INTRODUCTION: In early stages of Alzheimer's disease (AD), neurofibrillary tangles (NFT) are largely restricted to the entorhinal cortex and medial temporal lobe. At later stages, when clinical symptoms generally occur, NFT involve widespread limbic and association cortices. At this point in the disease, amyloid plaques are also abundantly distributed in the cortex. This observation from human neuropathological studies led us to pose two alternative hypotheses: that amyloid in the cortex is permissive for the spread of tangles from the medial temporal lobe, or that these are co-occurring but not causally related events simply reflecting progression of AD pathology.
RESULTS: We now directly test the hypothesis that cortical amyloid acts as an accelerant for spreading of tangles beyond the medial temporal lobe. We crossed rTgTauEC transgenic mice that demonstrate spread of tau from entorhinal cortex to other brain structures at advanced age with APP/PS1 mice, and examined mice with either NFTs, amyloid pathology, or both. We show that concurrent amyloid deposition in the cortex 1) leads to a dramatic increase in the speed of tau propagation and an extraordinary increase in the spread of tau to distal brain regions, and 2) significantly increases tau-induced neuronal loss.

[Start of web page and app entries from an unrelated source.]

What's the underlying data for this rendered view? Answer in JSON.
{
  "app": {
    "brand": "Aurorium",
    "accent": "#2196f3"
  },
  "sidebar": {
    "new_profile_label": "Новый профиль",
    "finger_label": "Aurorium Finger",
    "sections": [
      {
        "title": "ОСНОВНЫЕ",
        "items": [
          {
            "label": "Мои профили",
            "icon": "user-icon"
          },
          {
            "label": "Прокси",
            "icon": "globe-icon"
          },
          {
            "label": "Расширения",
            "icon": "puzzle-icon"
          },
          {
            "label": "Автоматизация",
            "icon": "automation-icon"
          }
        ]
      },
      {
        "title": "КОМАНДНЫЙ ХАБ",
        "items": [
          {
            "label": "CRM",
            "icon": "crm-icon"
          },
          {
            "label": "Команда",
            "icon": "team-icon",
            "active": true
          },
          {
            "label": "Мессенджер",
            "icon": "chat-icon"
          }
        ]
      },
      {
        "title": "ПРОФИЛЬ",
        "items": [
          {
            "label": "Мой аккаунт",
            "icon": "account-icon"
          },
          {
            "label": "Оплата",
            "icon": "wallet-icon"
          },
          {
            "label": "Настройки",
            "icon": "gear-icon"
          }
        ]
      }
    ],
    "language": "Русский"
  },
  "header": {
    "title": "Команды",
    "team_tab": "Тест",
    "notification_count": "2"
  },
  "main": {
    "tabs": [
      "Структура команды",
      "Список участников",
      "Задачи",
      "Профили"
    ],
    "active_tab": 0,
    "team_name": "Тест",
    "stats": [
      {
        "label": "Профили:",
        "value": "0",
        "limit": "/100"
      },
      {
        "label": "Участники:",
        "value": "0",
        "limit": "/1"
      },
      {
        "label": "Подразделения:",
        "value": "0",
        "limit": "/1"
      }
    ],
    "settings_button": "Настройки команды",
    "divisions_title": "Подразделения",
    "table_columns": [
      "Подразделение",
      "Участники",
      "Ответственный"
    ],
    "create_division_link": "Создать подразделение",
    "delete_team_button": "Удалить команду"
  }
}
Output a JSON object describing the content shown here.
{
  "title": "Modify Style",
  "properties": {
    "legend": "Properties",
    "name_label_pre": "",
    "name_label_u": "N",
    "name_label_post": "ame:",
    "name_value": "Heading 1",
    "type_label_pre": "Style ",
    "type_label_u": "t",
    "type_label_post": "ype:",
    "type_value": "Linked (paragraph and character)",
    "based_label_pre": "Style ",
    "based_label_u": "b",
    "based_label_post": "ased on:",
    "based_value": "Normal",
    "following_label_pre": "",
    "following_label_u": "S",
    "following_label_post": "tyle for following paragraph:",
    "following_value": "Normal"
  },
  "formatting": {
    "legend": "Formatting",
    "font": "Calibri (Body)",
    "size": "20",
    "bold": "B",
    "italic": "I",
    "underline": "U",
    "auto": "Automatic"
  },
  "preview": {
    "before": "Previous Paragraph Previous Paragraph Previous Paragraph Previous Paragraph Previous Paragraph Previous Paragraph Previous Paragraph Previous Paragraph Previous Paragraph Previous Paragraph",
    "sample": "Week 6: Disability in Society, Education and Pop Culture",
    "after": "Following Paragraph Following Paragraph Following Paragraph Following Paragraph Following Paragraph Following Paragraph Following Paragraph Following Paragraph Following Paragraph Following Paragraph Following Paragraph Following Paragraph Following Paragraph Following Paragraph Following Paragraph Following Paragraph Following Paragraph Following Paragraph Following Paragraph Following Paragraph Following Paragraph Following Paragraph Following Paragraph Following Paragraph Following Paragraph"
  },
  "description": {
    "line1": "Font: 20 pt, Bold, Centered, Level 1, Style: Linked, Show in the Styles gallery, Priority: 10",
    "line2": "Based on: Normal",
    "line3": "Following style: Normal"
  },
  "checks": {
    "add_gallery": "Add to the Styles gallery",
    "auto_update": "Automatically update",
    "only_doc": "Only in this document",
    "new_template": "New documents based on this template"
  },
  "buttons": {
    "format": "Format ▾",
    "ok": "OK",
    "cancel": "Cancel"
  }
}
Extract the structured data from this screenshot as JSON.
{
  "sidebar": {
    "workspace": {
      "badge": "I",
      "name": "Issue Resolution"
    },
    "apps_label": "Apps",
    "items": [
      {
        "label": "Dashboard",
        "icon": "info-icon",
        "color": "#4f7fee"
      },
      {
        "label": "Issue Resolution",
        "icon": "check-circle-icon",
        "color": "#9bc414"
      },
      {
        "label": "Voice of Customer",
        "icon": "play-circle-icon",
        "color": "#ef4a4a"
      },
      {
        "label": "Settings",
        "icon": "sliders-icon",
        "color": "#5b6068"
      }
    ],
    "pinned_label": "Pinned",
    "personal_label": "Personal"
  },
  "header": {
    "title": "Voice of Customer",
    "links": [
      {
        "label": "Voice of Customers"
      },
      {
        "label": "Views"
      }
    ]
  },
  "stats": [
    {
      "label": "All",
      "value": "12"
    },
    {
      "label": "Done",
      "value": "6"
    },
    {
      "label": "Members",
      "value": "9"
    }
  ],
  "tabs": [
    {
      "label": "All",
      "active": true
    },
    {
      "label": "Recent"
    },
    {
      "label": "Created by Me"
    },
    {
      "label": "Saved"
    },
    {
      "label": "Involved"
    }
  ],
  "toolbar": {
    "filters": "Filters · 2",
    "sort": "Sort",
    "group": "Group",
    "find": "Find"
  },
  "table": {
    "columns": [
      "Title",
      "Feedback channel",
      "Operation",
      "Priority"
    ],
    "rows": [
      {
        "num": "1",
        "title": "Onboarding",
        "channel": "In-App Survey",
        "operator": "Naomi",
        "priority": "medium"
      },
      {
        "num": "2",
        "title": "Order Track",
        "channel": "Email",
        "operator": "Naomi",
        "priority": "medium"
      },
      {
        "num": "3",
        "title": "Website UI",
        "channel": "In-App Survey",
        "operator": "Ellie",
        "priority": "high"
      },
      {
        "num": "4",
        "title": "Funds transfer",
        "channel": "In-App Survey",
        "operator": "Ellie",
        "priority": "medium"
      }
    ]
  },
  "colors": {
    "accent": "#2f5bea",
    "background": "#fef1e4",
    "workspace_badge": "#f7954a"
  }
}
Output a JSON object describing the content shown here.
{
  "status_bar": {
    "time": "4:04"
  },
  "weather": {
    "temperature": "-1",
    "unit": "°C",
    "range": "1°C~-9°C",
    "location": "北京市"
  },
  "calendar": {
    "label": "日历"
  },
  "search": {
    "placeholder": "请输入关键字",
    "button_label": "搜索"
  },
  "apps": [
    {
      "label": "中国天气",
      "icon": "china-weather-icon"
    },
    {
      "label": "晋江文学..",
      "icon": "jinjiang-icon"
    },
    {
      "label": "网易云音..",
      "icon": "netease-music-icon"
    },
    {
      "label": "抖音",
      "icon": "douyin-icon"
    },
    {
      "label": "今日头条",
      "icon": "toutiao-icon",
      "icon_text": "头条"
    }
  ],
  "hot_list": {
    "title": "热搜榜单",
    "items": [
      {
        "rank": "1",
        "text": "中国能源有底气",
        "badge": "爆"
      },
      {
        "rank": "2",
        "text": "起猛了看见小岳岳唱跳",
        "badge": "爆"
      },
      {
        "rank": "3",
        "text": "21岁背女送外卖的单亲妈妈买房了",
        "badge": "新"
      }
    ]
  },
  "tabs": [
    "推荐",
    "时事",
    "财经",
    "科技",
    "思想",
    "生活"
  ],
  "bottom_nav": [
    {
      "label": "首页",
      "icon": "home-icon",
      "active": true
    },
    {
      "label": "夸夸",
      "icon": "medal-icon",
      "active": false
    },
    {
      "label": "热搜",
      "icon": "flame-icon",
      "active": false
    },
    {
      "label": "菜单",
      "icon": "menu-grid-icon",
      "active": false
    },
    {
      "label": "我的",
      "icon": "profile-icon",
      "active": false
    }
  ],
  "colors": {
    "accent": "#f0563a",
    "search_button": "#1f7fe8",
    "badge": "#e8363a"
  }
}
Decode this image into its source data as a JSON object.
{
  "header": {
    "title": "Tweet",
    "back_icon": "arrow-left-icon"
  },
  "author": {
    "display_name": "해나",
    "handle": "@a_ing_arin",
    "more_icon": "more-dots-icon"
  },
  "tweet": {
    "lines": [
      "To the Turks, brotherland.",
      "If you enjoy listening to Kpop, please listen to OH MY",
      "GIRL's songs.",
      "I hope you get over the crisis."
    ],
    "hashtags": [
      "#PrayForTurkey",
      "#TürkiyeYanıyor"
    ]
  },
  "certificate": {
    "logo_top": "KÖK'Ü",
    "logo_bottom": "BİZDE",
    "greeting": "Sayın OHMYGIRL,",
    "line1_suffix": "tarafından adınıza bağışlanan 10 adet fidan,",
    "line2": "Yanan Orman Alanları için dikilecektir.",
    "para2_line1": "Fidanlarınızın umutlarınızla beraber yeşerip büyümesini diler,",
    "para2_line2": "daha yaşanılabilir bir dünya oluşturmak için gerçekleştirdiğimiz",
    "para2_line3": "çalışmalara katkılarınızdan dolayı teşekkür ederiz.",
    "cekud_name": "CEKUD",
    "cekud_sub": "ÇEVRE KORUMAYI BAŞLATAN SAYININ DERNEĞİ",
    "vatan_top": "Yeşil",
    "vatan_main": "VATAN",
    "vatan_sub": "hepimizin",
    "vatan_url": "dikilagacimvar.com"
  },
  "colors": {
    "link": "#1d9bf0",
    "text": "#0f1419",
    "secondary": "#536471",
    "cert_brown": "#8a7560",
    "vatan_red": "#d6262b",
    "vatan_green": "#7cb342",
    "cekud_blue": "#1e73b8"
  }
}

CONCLUSIONS: These data strongly support the hypothesis that cortical amyloid accelerates the spread of tangles throughout the cortex and amplifies tangle-associated neural system failure in AD.